On an unusually balmy evening recently I was eating dinner with a friend on her porch when I noticed a large insect clinging to a nearby window. I walked over to investigate. It was a beautiful, lime green female praying mantis, and it was watching me. As I neared, it turned its large, triangular head and edged slowly away, still clinging to the glass.
Mantids have excellent eyesight. Their bulging compound eyes give them binocular vision, and their necks are so flexible they can turn their heads to precisely track prey—or curious humans. Mantid necks, in fact, are among the most flexible of all insects—they can “look over their shoulders,” which is unique to mantids. They also have exquisite hearing tuned to ultrasonic frequencies. This allows them to detect the high-pitched pulses used by bats for echolocation. Hearing such pulses, a flying mantid will suddenly zig-zag erratically to elude its foe.
Mantids are distinguished by their conspicuously large “raptorial” front legs. They extend these legs with lightning speed, snaring prey and holding it tight. The legs are usually held in a folded position that suggested devotion to early naturalists. (The word “mantis” is taken from the Greek word for “prophet.”) The lady I was observing on the window was a European Mantis, so named because this species of mantis was introduced by accident on imported nursery stock in 1899. The scientific name is a nod to the common name: Mantis religiosa.
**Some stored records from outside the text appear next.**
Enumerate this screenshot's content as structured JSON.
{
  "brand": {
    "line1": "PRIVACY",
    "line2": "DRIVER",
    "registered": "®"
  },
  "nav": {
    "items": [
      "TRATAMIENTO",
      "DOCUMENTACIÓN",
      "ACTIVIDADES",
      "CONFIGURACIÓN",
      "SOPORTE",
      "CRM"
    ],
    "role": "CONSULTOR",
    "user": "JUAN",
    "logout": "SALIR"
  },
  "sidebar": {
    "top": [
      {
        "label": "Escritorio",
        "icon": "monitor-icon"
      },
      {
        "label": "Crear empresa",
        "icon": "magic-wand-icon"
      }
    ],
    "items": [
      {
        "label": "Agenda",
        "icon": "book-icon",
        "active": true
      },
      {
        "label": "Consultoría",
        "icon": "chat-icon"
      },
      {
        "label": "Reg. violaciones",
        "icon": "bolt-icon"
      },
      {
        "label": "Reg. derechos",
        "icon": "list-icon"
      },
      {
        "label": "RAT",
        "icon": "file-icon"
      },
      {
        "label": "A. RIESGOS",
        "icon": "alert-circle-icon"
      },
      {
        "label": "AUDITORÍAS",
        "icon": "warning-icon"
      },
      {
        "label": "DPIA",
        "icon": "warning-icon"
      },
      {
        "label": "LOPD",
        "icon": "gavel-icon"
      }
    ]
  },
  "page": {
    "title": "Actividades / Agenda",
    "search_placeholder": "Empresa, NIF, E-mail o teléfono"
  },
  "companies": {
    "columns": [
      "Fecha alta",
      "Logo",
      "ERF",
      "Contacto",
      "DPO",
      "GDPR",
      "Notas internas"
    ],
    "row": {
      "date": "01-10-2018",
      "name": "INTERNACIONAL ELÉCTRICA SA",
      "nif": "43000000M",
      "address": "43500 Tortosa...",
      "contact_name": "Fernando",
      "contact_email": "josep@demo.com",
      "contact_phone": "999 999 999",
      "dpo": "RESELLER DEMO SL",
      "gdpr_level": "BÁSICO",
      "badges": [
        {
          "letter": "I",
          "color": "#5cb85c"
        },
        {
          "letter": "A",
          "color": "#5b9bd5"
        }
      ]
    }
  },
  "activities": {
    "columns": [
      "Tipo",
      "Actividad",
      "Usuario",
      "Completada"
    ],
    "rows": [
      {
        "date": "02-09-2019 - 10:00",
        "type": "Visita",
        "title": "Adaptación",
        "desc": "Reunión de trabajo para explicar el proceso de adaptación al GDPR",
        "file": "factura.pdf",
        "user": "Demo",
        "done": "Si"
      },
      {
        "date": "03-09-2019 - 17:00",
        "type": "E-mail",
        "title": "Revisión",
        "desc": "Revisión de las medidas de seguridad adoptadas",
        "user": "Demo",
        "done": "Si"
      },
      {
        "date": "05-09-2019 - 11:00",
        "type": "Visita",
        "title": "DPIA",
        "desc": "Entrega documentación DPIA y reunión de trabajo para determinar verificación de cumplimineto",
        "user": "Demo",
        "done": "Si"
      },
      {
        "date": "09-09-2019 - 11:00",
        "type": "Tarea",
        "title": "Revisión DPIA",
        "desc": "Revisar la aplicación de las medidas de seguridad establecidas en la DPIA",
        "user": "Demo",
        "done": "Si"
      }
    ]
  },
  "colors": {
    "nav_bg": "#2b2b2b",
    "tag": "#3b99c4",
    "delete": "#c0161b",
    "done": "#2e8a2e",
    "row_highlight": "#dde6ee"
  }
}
Mantids are not exactly peace-loving, pious types, however. Not only are the insects ruthlessly predatory, eating practically anything they can get their extendible little legs on, but their mating habits are barbaric by human standards. Female mantids would as soon eat a male as mate with one. Since males are smaller than the females this makes mating a very dicey affair. An amorous male must stalk his love very carefully, and leap on her back just so. If the male misjudges the trajectory or is a wee bit off course, his goose is cooked. If the female is hungry she’ll rip him apart, starting with the head.
But if he lands just right he can usually avoid her grasp while he hangs on for dear life and copulates as quickly as possible. Even when all seems to be going well, however, things can go south for a male. Roughly one-in-four male/female encounters end with the female using her oh-so-flexible neck to grab him and start eating the hapless suitor mid-insemination.
Such sexual cannibalism isn’t unknown in the insect world and we probably shouldn’t shed too many tears for the poor males. Mantids have extremely decentralized nervous systems. Their “brain” is nothing more than a spinal cord with lumps of neurons, called ganglia, spread along its length. This is advantageous because it enables parts of the body to work even if other parts are severely injured or missing. Naturalists have observed males successfully impregnating females despite the fact that the female had already begun devouring them. In fact, the bodies of decapitated males who have already mounted a female may become even more vigorous in their delivery of sperm into the female’s genitalia. The nourishment the female gets from eating her mate may help ensure high egg production thus contributing to the preservation of the species.
Since adult praying mantises can’t survive our harsh winters, the species survives by passing the winter in egg form. This is the time of year mantids are mating and the females are laying eggs. Between 10 and 400 tiny eggs are deposited on a weed or tree stem. The female then covers the eggs with a sticky froth that quickly hardens to a tough insulating pod that has the consistency of Styrofoam. You may see these on walks in fields—the tan egg cases are the size of large almonds and have distinctive ridges.
Next spring tiny, pale, gangling mantises will emerge from their protective home and immediately start feeding. Praying mantises experience the simplest form of insect development: simple metamorphosis. This means that the insects’ form does not change significantly from the time they first emerge from the egg to the adult phase. They simply grow progressively larger, shedding their skins many times in the process.
Young mantids of both sexes are as rapacious as adults. If food is scarce when they emerge from the egg case, they’ll happily start eating each other. This willy-nilly, matter-of-fact cannibalism is survival-of-the-fittest at its most naked and brutal, and it feels foreign to us highly social humans. We may slaughter each other with impunity, but we don’t usually eat each other. Perhaps on some other planet a species of emotionless, violent, cannibalistic creatures have evolved intelligence and advanced technology. I would like to think that natural selection would somehow prevent that possibility, but who knows? I’m just glad I don’t have to worry about bumping into a human-sized, intelligent mantid on my walks in the woods!
Almanac is a regular Indy column of observations, musings, and occasional harangues related to the woods, waters, mountains, and skies of the Pioneer Valley. Please feel free to comment on posts and add your own experiences or observations.